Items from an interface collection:

● ● ● ● ●

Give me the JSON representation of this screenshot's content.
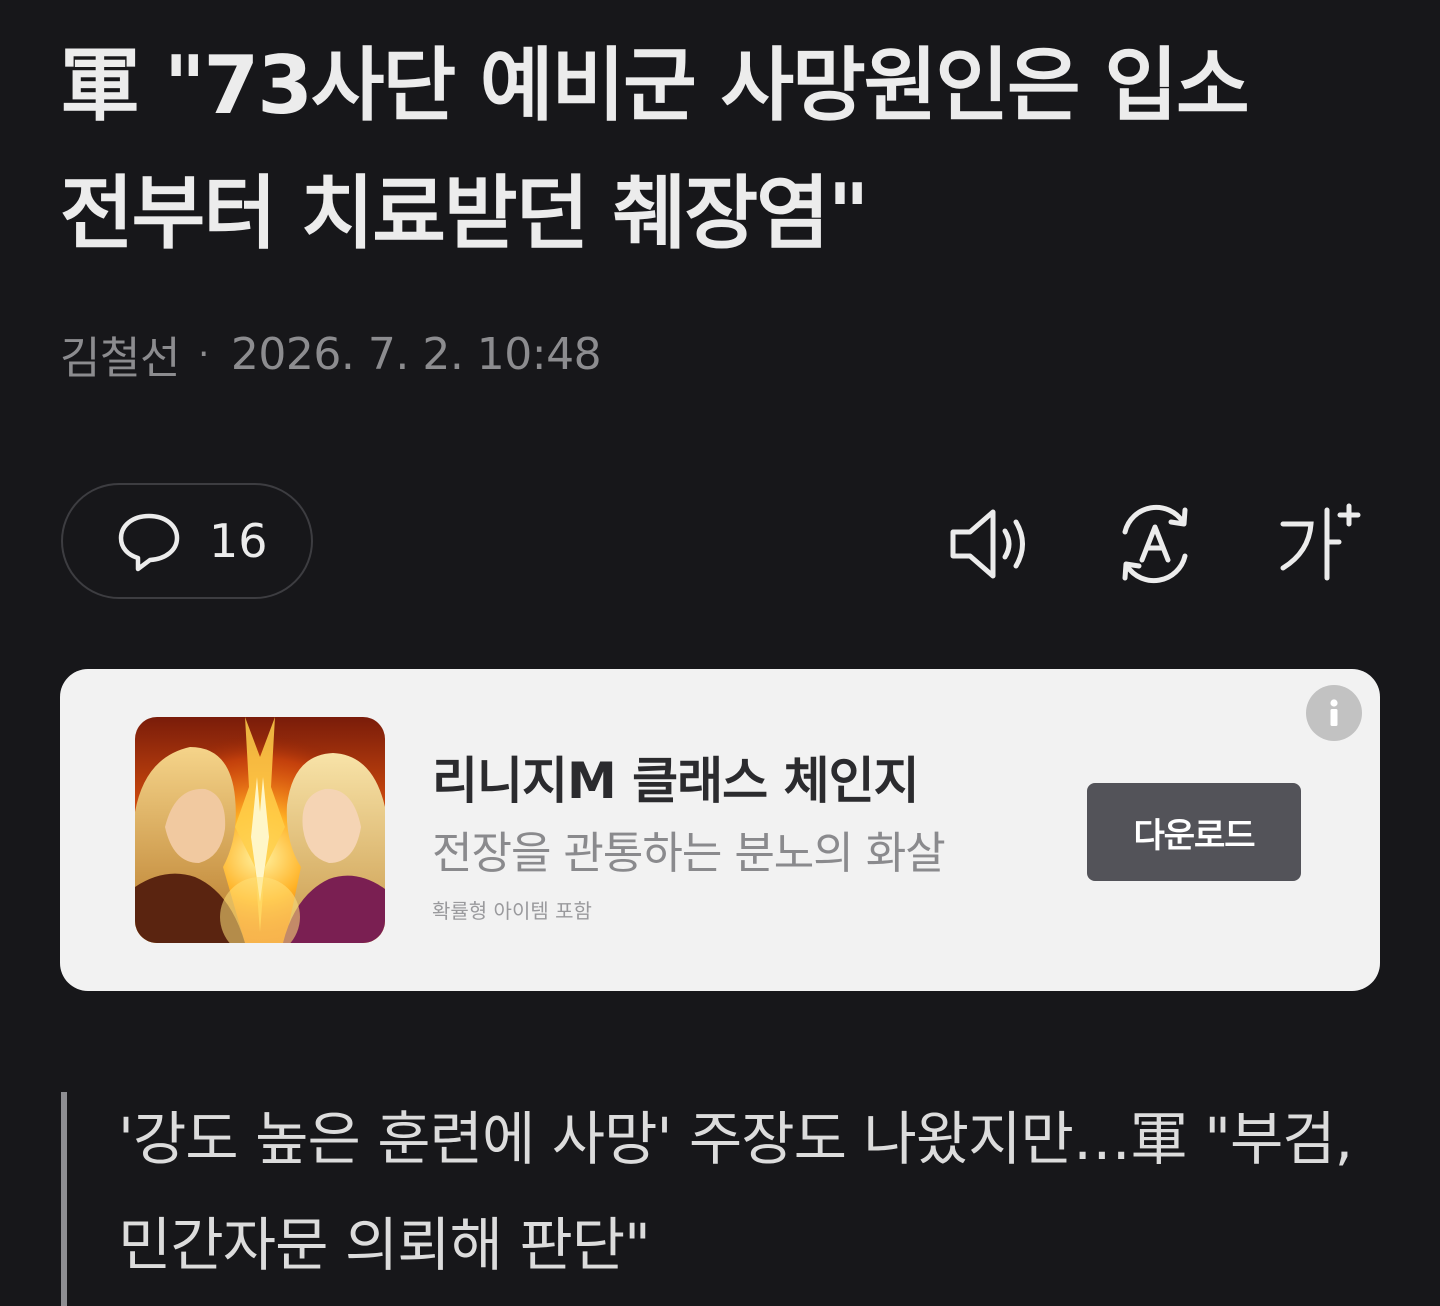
{
  "article": {
    "headline": "軍 \"73사단 예비군 사망원인은 입소 전부터 치료받던 췌장염\"",
    "author": "김철선",
    "separator": "·",
    "datetime": "2026. 7. 2. 10:48",
    "subheadline": "'강도 높은 훈련에 사망' 주장도 나왔지만…軍 \"부검, 민간자문 의뢰해 판단\""
  },
  "toolbar": {
    "comment_count": "16",
    "icons": [
      "comment-icon",
      "speaker-icon",
      "translate-icon",
      "font-size-icon"
    ],
    "font_size_label": "가"
  },
  "ad": {
    "title": "리니지M 클래스 체인지",
    "description": "전장을 관통하는 분노의 화살",
    "notice": "확률형 아이템 포함",
    "button_label": "다운로드",
    "info_icon": "info-icon"
  },
  "colors": {
    "background": "#17171a",
    "headline_text": "#ececec",
    "meta_text": "#8c8c8f",
    "ad_card": "#f2f2f2",
    "ad_button": "#535359"
  }
}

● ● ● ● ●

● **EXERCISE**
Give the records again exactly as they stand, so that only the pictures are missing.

● **ANSWER SECTION**
Give me the JSON representation of this screenshot's content.
{
  "article": {
    "headline": "軍 \"73사단 예비군 사망원인은 입소 전부터 치료받던 췌장염\"",
    "author": "김철선",
    "separator": "·",
    "datetime": "2026. 7. 2. 10:48",
    "subheadline": "'강도 높은 훈련에 사망' 주장도 나왔지만…軍 \"부검, 민간자문 의뢰해 판단\""
  },
  "toolbar": {
    "comment_count": "16",
    "icons": [
      "comment-icon",
      "speaker-icon",
      "translate-icon",
      "font-size-icon"
    ],
    "font_size_label": "가"
  },
  "ad": {
    "title": "리니지M 클래스 체인지",
    "description": "전장을 관통하는 분노의 화살",
    "notice": "확률형 아이템 포함",
    "button_label": "다운로드",
    "info_icon": "info-icon"
  },
  "colors": {
    "background": "#17171a",
    "headline_text": "#ececec",
    "meta_text": "#8c8c8f",
    "ad_card": "#f2f2f2",
    "ad_button": "#535359"
  }
}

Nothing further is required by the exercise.